Published 12:00 am Sunday, January 22, 2017
ALBEMARLE — Did you know that Stanly County is near the center of what was considered the Gold Region of North Carolina? Did you know that prior to the California “gold rush” a 17-pound gold rock was discovered by a 12-year old boy, Conrad Reed, on his family’s farm in Cabarrus County? This accidental discovery was the beginning of a century of wealth, prosperity, heartbreak and deceit for many people in this part of North Carolina.
The program “If Picks and Shovels Could Talk” will be presented at 6:30 p.m. on Tuesday, Jan. 31, at the Uwharrie Conference Center, 152 West Main St. in downtown Albemarle.
This program, sponsored by The Stanly County Historical Society and the Stanly County Museum, will offer a look into the past and the role gold played in the history of our region. Attendees will hear about the fame and fortunes of the most prominent North Carolina gold mines, their owners, investors and the people who worked in the mines.
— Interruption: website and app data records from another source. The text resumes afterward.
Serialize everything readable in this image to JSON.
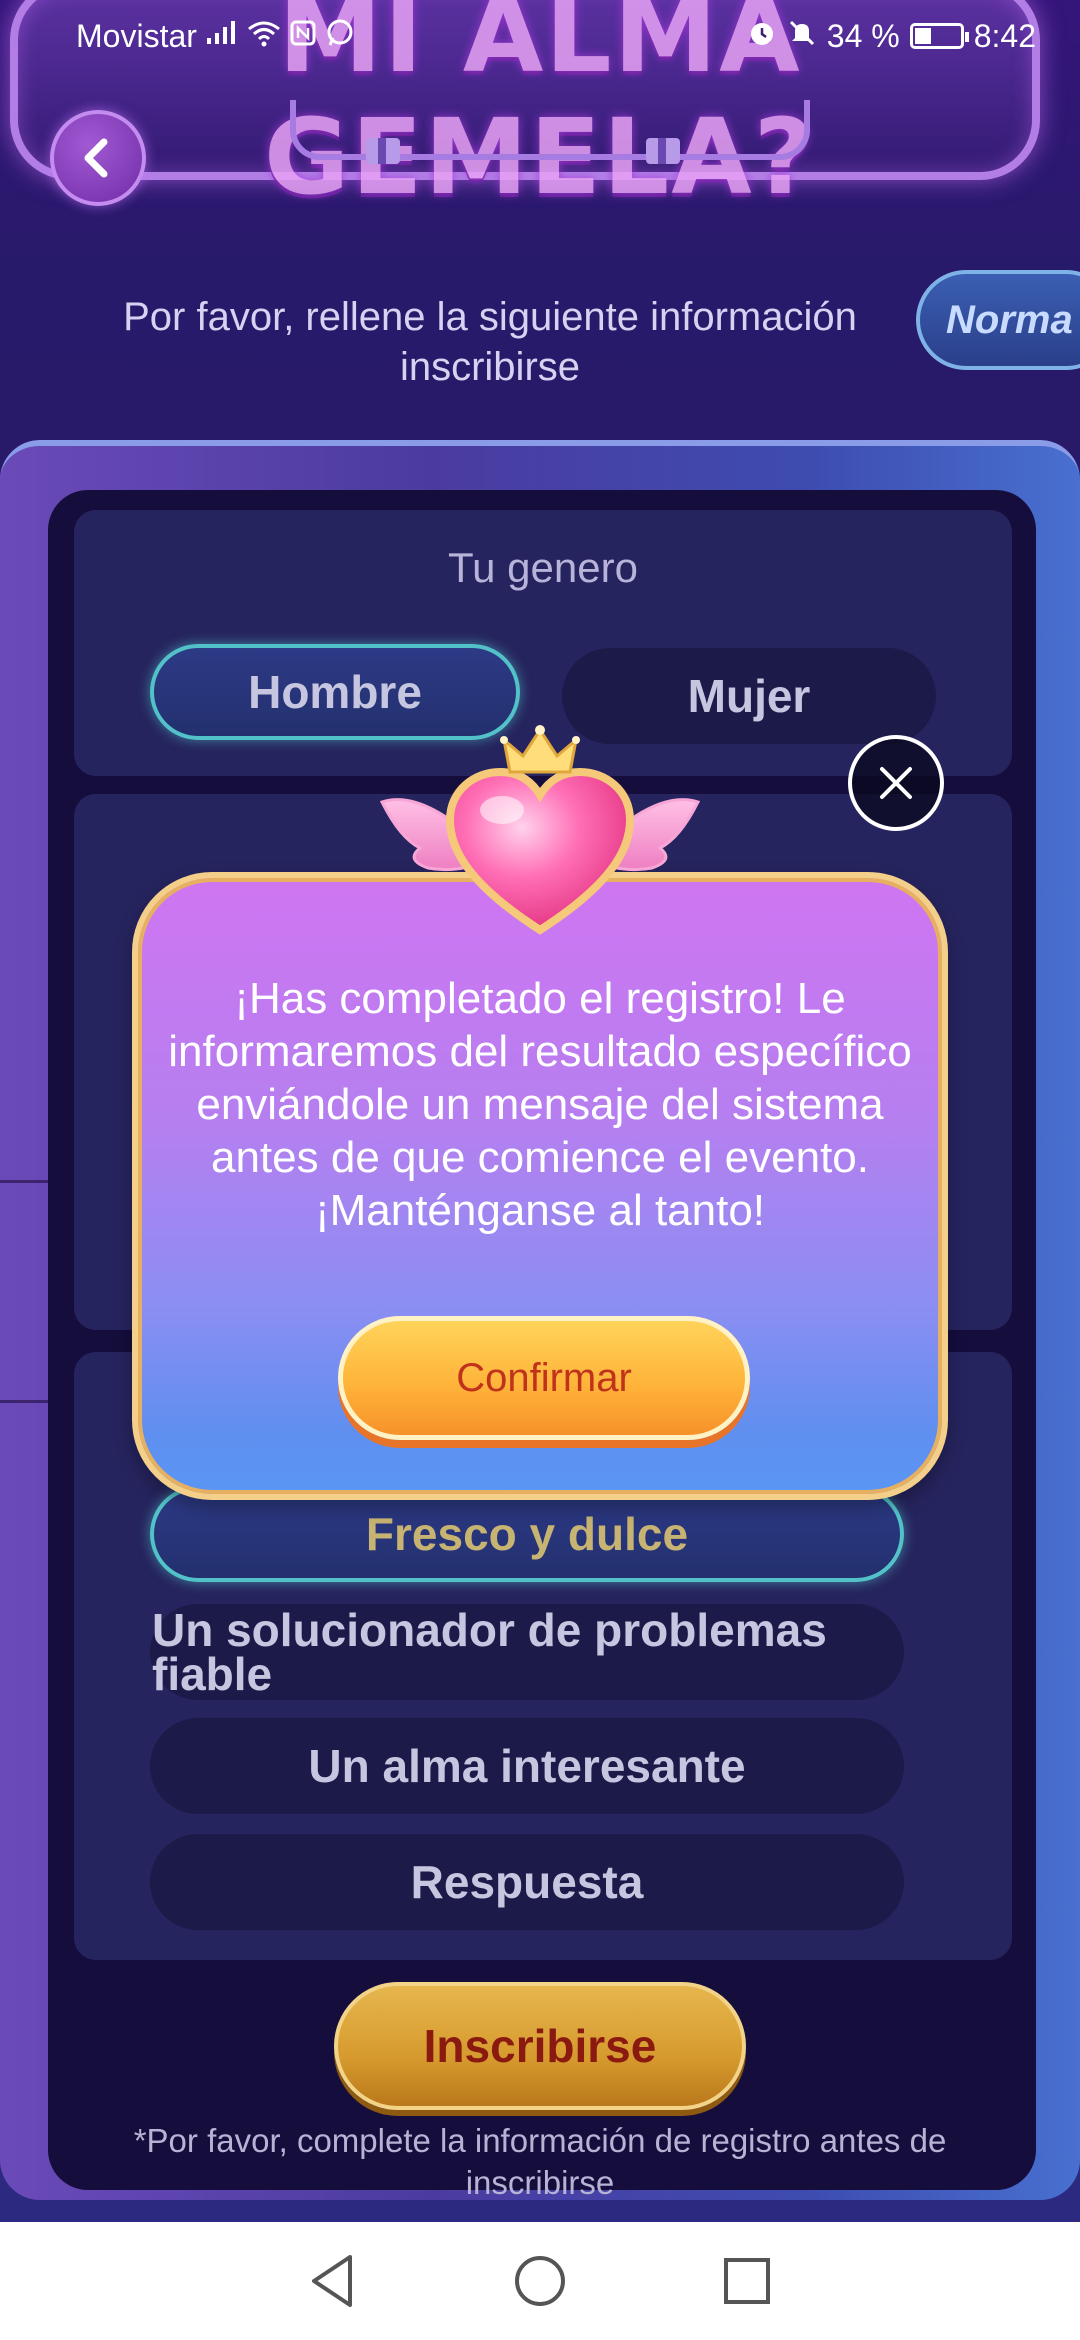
{
  "status_bar": {
    "carrier": "Movistar",
    "battery_percent": "34 %",
    "time": "8:42",
    "icons": [
      "signal-icon",
      "wifi-icon",
      "nfc-icon",
      "whatsapp-icon",
      "alarm-icon",
      "mute-icon",
      "battery-icon"
    ]
  },
  "header": {
    "title": "MI ALMA GEMELA?"
  },
  "instruction": {
    "text": "Por favor, rellene la siguiente información para inscribirse",
    "line1": "Por favor, rellene la siguiente información",
    "line2": "inscribirse"
  },
  "mode_pill": {
    "label": "Norma"
  },
  "gender": {
    "title": "Tu genero",
    "options": [
      "Hombre",
      "Mujer"
    ],
    "selected": "Hombre"
  },
  "question_options": {
    "items": [
      {
        "label": "Fresco y dulce",
        "selected": true
      },
      {
        "label": "Un solucionador de problemas fiable",
        "selected": false
      },
      {
        "label": "Un alma interesante",
        "selected": false
      },
      {
        "label": "Respuesta",
        "selected": false
      }
    ]
  },
  "register_button": {
    "label": "Inscribirse"
  },
  "footnote": "*Por favor, complete la información de registro antes de inscribirse",
  "dialog": {
    "message": "¡Has completado el registro! Le informaremos del resultado específico enviándole un mensaje del sistema antes de que comience el evento. ¡Manténganse al tanto!",
    "confirm_label": "Confirmar",
    "close_icon": "close-icon",
    "badge_icon": "winged-heart-crown-icon"
  },
  "colors": {
    "background": "#271a66",
    "dialog_top": "#cf75f2",
    "dialog_bottom": "#5a96f4",
    "confirm_button": "#ffb43a",
    "selected_border": "#52c2c8"
  },
  "nav_bar": {
    "icons": [
      "back-triangle-icon",
      "home-circle-icon",
      "recents-square-icon"
    ]
  }
}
Our speaker, Vivian Pennington Hopkins — author, historian, and bluegrass musician — is vice president of the Historic Gold Hill and Mines Foundation Inc. at Gold Hill. She is the chairman of the Foundation’s education and public relations department. She is the author of “Gold Hill Ghosts and Other Legends,” “Your Guide to Gold Hill Mines Historic Park and the Gold Hill Rail Trail,” and is co-author of “Kimball’s Field Guide to Gold Hill: A Layman’s Tour Through Time.”
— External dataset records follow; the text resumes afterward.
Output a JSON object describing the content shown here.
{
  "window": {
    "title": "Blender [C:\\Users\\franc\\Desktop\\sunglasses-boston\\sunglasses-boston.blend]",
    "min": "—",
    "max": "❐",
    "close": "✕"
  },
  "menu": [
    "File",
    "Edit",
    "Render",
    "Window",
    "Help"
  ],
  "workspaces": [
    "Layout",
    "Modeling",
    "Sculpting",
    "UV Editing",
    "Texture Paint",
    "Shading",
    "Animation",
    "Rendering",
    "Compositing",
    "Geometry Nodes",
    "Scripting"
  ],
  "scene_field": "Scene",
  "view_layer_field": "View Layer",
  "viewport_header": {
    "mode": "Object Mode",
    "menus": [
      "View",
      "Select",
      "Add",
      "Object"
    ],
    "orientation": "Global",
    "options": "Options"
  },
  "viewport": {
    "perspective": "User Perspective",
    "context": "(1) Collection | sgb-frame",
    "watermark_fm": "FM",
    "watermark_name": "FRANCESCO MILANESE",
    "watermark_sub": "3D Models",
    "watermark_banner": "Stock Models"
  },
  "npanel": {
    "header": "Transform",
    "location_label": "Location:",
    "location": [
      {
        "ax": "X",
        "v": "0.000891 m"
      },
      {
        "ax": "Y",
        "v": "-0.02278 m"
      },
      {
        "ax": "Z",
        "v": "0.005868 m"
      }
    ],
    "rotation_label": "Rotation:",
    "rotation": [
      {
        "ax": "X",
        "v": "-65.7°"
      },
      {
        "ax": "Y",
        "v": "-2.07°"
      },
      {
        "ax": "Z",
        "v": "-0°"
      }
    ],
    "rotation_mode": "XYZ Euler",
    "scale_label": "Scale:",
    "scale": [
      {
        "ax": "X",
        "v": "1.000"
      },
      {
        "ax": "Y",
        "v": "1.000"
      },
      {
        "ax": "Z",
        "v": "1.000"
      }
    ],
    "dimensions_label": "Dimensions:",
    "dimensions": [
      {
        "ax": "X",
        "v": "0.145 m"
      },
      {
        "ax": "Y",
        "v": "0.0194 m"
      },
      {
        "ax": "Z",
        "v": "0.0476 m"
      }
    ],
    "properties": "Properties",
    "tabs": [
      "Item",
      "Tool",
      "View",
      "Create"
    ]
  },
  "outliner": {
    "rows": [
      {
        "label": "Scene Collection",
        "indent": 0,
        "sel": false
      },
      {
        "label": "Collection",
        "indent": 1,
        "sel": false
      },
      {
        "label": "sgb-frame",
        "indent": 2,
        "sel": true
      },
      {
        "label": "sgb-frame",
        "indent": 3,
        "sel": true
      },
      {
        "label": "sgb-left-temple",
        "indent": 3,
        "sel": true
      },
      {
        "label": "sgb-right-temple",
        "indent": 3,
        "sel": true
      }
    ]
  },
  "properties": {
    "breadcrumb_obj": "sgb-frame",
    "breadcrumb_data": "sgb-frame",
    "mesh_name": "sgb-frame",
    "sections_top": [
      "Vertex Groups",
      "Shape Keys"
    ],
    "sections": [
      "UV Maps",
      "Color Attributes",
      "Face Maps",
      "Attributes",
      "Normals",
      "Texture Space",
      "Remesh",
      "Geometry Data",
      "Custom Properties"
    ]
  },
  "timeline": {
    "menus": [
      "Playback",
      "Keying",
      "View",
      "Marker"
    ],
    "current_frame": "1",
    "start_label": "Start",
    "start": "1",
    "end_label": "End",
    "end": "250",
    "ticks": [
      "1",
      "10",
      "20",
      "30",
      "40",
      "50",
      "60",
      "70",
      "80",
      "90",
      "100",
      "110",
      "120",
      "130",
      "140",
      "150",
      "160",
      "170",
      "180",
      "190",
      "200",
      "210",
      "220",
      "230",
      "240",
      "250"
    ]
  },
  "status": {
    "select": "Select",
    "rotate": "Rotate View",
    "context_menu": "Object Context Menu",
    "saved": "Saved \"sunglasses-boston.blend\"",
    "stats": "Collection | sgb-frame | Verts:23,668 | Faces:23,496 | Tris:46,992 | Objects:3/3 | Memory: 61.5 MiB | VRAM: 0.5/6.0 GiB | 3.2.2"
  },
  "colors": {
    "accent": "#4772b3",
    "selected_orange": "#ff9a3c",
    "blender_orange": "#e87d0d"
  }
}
Hopkins is also editor of “The Gold Hill Miner,” a newsletter publication of the Historic Gold Hill and Mines Foundation Inc. and is currently writing “Gold Hill, NC – A pictorial History of the Gold Hill Mining District.”
Hopkins is a member of the NC Literary and Historical Association and is also a speaker with the NC Humanities Council’s Road Scholars program.
Road Scholar speakers provide programs on a wide variety of topics throughout North Carolina.
Hopkin’s research on the history of gold focuses on, and continues the work of, Dr. Brent Glass’s doctoral research. Dr. Glass earned his doctorate in history from the University of North Carolina-Chapel Hill in 1980. Dr. Glass, director emeritus of the Smithsonian’s National Museum of American History, has endorsed Hopkin’s work and the gold history program.
Vivian Pennington Hopkins is a native of Wilkes County. In addition to historical research and writing, she is an accomplished visual artist and plays upright bass, fulfilling her love of bluegrass and the old-time music culture of the Southern Appalachian and Blue Ridge Mountains.
On Friday evenings from 7-9 p.m. you will find Hopkins at the E.H. Montgomery General Store in Gold Hill, ready for Friday Night Bluegrass & Old Time Music.
To register for this program, call the Stanly County Public Library 704-986-3755, or go online to historicstanly.org and select the Event Registration tab. Be sure to click Submit to complete the online registration.